++++ Records for this exercise ++++

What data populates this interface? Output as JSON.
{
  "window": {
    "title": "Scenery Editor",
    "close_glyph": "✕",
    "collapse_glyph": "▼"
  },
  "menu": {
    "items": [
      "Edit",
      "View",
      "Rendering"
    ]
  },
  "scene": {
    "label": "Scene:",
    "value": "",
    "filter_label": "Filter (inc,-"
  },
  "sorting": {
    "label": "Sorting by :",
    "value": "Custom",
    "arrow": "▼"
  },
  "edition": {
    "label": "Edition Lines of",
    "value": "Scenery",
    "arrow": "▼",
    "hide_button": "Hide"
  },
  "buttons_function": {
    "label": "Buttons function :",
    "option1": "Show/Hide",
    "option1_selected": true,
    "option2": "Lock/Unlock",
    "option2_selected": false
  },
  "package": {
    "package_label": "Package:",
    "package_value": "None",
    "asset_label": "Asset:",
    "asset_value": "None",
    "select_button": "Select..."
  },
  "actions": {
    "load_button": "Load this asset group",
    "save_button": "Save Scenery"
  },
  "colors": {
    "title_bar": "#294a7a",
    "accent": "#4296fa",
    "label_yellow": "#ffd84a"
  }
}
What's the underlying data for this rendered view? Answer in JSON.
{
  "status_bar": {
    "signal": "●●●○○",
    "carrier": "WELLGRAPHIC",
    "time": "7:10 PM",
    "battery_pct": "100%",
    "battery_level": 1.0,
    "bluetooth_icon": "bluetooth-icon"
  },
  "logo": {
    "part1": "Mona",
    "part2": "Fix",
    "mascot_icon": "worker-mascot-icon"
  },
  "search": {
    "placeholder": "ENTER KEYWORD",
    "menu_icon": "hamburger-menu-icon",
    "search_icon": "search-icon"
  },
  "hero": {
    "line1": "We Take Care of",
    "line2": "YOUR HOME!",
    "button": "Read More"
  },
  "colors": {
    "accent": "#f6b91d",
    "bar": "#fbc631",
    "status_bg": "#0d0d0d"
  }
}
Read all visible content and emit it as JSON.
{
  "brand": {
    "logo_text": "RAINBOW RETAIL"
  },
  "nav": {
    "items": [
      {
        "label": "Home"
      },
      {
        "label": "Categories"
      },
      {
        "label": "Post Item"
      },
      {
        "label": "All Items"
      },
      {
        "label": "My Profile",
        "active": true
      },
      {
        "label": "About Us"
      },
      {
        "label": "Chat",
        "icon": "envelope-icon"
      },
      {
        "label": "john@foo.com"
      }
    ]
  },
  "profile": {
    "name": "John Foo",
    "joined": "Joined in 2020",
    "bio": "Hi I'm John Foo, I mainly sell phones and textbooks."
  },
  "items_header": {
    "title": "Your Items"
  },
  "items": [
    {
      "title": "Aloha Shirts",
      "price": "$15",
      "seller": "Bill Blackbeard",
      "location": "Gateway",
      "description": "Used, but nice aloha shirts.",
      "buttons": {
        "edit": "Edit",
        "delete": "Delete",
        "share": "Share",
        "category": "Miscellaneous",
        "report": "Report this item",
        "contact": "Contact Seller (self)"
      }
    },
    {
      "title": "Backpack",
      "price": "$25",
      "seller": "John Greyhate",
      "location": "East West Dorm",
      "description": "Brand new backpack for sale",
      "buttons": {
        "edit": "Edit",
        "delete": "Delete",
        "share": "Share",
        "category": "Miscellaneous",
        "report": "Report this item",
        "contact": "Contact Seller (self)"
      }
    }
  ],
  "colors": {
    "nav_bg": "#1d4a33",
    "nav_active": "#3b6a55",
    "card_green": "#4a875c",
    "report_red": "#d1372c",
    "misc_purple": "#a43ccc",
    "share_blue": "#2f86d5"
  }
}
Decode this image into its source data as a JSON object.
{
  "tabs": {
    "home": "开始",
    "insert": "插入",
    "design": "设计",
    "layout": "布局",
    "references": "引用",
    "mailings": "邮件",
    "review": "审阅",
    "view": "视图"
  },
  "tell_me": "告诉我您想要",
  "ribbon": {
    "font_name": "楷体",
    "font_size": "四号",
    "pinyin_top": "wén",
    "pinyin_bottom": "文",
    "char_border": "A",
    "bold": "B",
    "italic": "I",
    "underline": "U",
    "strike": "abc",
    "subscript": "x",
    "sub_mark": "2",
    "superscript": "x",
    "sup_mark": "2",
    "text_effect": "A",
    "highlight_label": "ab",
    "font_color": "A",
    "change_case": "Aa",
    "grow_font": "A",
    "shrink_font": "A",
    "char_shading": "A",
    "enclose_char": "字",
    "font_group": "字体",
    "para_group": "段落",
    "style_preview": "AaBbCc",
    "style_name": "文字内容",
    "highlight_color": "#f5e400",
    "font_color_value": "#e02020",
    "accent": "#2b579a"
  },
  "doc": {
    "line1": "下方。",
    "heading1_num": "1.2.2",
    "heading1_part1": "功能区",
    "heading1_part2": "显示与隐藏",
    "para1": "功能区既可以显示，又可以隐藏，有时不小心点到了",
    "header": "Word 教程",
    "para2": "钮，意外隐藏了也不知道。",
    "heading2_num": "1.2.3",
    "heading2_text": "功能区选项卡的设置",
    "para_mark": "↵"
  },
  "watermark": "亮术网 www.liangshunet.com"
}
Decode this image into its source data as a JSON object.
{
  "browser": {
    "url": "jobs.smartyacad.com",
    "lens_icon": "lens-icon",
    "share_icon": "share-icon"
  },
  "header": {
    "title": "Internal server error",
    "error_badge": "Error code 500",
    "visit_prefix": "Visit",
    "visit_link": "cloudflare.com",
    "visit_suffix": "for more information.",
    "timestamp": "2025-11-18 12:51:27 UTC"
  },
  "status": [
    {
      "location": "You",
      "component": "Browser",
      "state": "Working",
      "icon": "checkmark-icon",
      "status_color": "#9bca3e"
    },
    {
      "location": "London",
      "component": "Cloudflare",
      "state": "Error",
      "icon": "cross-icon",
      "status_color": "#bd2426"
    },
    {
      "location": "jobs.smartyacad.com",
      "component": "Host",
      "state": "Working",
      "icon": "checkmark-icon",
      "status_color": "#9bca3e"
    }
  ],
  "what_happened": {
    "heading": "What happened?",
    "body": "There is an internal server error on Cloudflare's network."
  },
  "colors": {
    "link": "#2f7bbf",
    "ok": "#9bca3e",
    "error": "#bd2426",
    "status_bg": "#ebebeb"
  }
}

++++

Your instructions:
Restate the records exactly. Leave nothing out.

Answer to this problem:
What data populates this interface? Output as JSON.
{
  "window": {
    "title": "Scenery Editor",
    "close_glyph": "✕",
    "collapse_glyph": "▼"
  },
  "menu": {
    "items": [
      "Edit",
      "View",
      "Rendering"
    ]
  },
  "scene": {
    "label": "Scene:",
    "value": "",
    "filter_label": "Filter (inc,-"
  },
  "sorting": {
    "label": "Sorting by :",
    "value": "Custom",
    "arrow": "▼"
  },
  "edition": {
    "label": "Edition Lines of",
    "value": "Scenery",
    "arrow": "▼",
    "hide_button": "Hide"
  },
  "buttons_function": {
    "label": "Buttons function :",
    "option1": "Show/Hide",
    "option1_selected": true,
    "option2": "Lock/Unlock",
    "option2_selected": false
  },
  "package": {
    "package_label": "Package:",
    "package_value": "None",
    "asset_label": "Asset:",
    "asset_value": "None",
    "select_button": "Select..."
  },
  "actions": {
    "load_button": "Load this asset group",
    "save_button": "Save Scenery"
  },
  "colors": {
    "title_bar": "#294a7a",
    "accent": "#4296fa",
    "label_yellow": "#ffd84a"
  }
}
What's the underlying data for this rendered view? Answer in JSON.
{
  "status_bar": {
    "signal": "●●●○○",
    "carrier": "WELLGRAPHIC",
    "time": "7:10 PM",
    "battery_pct": "100%",
    "battery_level": 1.0,
    "bluetooth_icon": "bluetooth-icon"
  },
  "logo": {
    "part1": "Mona",
    "part2": "Fix",
    "mascot_icon": "worker-mascot-icon"
  },
  "search": {
    "placeholder": "ENTER KEYWORD",
    "menu_icon": "hamburger-menu-icon",
    "search_icon": "search-icon"
  },
  "hero": {
    "line1": "We Take Care of",
    "line2": "YOUR HOME!",
    "button": "Read More"
  },
  "colors": {
    "accent": "#f6b91d",
    "bar": "#fbc631",
    "status_bg": "#0d0d0d"
  }
}
Read all visible content and emit it as JSON.
{
  "brand": {
    "logo_text": "RAINBOW RETAIL"
  },
  "nav": {
    "items": [
      {
        "label": "Home"
      },
      {
        "label": "Categories"
      },
      {
        "label": "Post Item"
      },
      {
        "label": "All Items"
      },
      {
        "label": "My Profile",
        "active": true
      },
      {
        "label": "About Us"
      },
      {
        "label": "Chat",
        "icon": "envelope-icon"
      },
      {
        "label": "john@foo.com"
      }
    ]
  },
  "profile": {
    "name": "John Foo",
    "joined": "Joined in 2020",
    "bio": "Hi I'm John Foo, I mainly sell phones and textbooks."
  },
  "items_header": {
    "title": "Your Items"
  },
  "items": [
    {
      "title": "Aloha Shirts",
      "price": "$15",
      "seller": "Bill Blackbeard",
      "location": "Gateway",
      "description": "Used, but nice aloha shirts.",
      "buttons": {
        "edit": "Edit",
        "delete": "Delete",
        "share": "Share",
        "category": "Miscellaneous",
        "report": "Report this item",
        "contact": "Contact Seller (self)"
      }
    },
    {
      "title": "Backpack",
      "price": "$25",
      "seller": "John Greyhate",
      "location": "East West Dorm",
      "description": "Brand new backpack for sale",
      "buttons": {
        "edit": "Edit",
        "delete": "Delete",
        "share": "Share",
        "category": "Miscellaneous",
        "report": "Report this item",
        "contact": "Contact Seller (self)"
      }
    }
  ],
  "colors": {
    "nav_bg": "#1d4a33",
    "nav_active": "#3b6a55",
    "card_green": "#4a875c",
    "report_red": "#d1372c",
    "misc_purple": "#a43ccc",
    "share_blue": "#2f86d5"
  }
}
Decode this image into its source data as a JSON object.
{
  "tabs": {
    "home": "开始",
    "insert": "插入",
    "design": "设计",
    "layout": "布局",
    "references": "引用",
    "mailings": "邮件",
    "review": "审阅",
    "view": "视图"
  },
  "tell_me": "告诉我您想要",
  "ribbon": {
    "font_name": "楷体",
    "font_size": "四号",
    "pinyin_top": "wén",
    "pinyin_bottom": "文",
    "char_border": "A",
    "bold": "B",
    "italic": "I",
    "underline": "U",
    "strike": "abc",
    "subscript": "x",
    "sub_mark": "2",
    "superscript": "x",
    "sup_mark": "2",
    "text_effect": "A",
    "highlight_label": "ab",
    "font_color": "A",
    "change_case": "Aa",
    "grow_font": "A",
    "shrink_font": "A",
    "char_shading": "A",
    "enclose_char": "字",
    "font_group": "字体",
    "para_group": "段落",
    "style_preview": "AaBbCc",
    "style_name": "文字内容",
    "highlight_color": "#f5e400",
    "font_color_value": "#e02020",
    "accent": "#2b579a"
  },
  "doc": {
    "line1": "下方。",
    "heading1_num": "1.2.2",
    "heading1_part1": "功能区",
    "heading1_part2": "显示与隐藏",
    "para1": "功能区既可以显示，又可以隐藏，有时不小心点到了",
    "header": "Word 教程",
    "para2": "钮，意外隐藏了也不知道。",
    "heading2_num": "1.2.3",
    "heading2_text": "功能区选项卡的设置",
    "para_mark": "↵"
  },
  "watermark": "亮术网 www.liangshunet.com"
}
Decode this image into its source data as a JSON object.
{
  "browser": {
    "url": "jobs.smartyacad.com",
    "lens_icon": "lens-icon",
    "share_icon": "share-icon"
  },
  "header": {
    "title": "Internal server error",
    "error_badge": "Error code 500",
    "visit_prefix": "Visit",
    "visit_link": "cloudflare.com",
    "visit_suffix": "for more information.",
    "timestamp": "2025-11-18 12:51:27 UTC"
  },
  "status": [
    {
      "location": "You",
      "component": "Browser",
      "state": "Working",
      "icon": "checkmark-icon",
      "status_color": "#9bca3e"
    },
    {
      "location": "London",
      "component": "Cloudflare",
      "state": "Error",
      "icon": "cross-icon",
      "status_color": "#bd2426"
    },
    {
      "location": "jobs.smartyacad.com",
      "component": "Host",
      "state": "Working",
      "icon": "checkmark-icon",
      "status_color": "#9bca3e"
    }
  ],
  "what_happened": {
    "heading": "What happened?",
    "body": "There is an internal server error on Cloudflare's network."
  },
  "colors": {
    "link": "#2f7bbf",
    "ok": "#9bca3e",
    "error": "#bd2426",
    "status_bg": "#ebebeb"
  }
}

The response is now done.